======== Supplied data ========
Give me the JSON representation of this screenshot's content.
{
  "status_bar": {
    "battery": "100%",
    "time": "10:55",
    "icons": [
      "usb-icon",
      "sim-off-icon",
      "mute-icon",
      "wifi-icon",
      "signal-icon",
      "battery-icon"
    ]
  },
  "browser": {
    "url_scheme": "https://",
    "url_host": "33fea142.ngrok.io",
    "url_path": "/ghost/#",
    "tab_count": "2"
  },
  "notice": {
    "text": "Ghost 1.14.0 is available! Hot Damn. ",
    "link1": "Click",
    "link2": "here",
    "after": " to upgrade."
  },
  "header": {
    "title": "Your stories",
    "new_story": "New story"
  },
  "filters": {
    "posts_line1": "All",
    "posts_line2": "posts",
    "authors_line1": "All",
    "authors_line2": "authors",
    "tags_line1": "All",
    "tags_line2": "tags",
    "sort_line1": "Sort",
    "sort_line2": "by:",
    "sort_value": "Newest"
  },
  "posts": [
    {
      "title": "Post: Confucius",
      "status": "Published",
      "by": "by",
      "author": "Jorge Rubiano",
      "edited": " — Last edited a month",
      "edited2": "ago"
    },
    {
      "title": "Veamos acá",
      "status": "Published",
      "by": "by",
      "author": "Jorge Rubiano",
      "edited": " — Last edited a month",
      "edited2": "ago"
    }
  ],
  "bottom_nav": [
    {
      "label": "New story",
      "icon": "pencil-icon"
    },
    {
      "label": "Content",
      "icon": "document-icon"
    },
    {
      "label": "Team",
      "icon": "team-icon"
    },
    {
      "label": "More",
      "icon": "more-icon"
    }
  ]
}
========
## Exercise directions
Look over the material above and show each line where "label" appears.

## Written reply
      "label": "New story",
      "label": "Content",
      "label": "Team",
      "label": "More",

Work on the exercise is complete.